## WHAT TO WORK ON
How many lines in the listing below include the word "this"? Reply with the count alone.

## DATASET RECORDS

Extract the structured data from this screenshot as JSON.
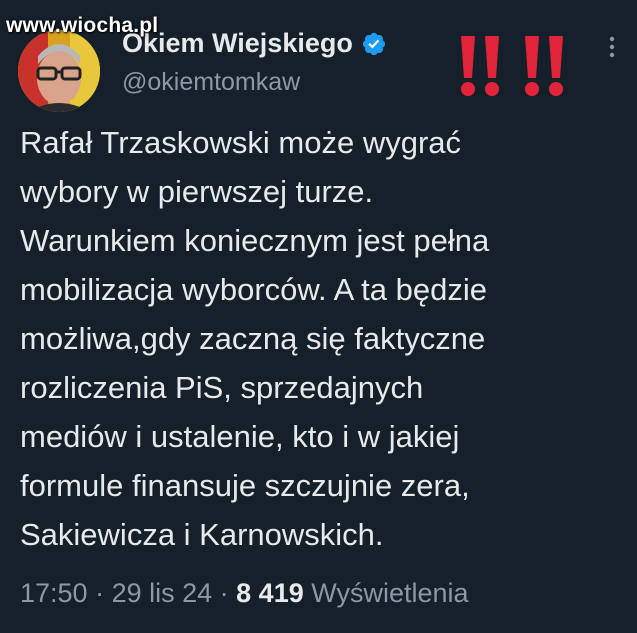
{
  "watermark": "www.wiocha.pl",
  "author": {
    "display_name": "Okiem Wiejskiego",
    "handle": "@okiemtomkaw"
  },
  "tweet": {
    "text": "Rafał Trzaskowski może wygrać\nwybory w pierwszej turze.\nWarunkiem koniecznym jest pełna\nmobilizacja wyborców. A ta będzie\nmożliwa,gdy zaczną się faktyczne\nrozliczenia PiS, sprzedajnych\nmediów i ustalenie, kto i w jakiej\nformule finansuje szczujnie zera,\nSakiewicza i Karnowskich."
  },
  "meta": {
    "time": "17:50",
    "sep1": " · ",
    "date": "29 lis 24",
    "sep2": " · ",
    "views_count": "8 419",
    "views_label": " Wyświetlenia"
  },
  "icons": {
    "verified": "verified-badge-icon",
    "more": "more-vertical-icon",
    "emphasis": "double-exclamation-icon"
  },
  "colors": {
    "background": "#15202b",
    "text": "#e7e9ea",
    "muted": "#8b98a5",
    "verified": "#1d9bf0",
    "exclamation": "#e0243a"
  }
}
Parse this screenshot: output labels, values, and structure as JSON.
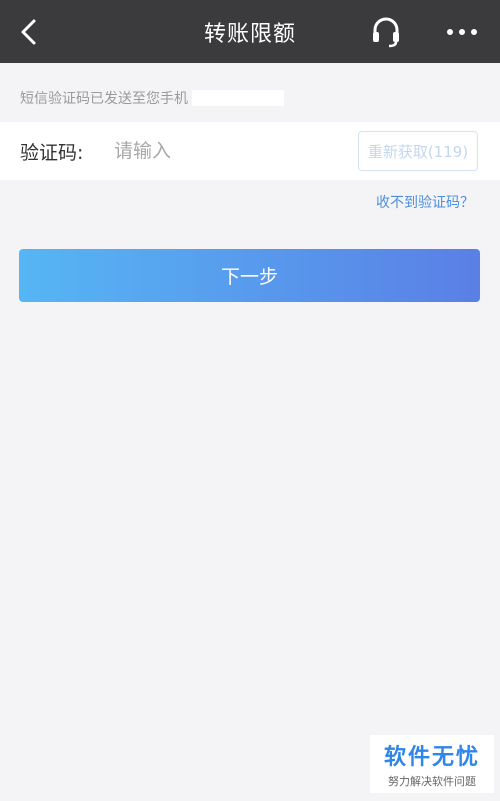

## PROBLEM SOLUTION
2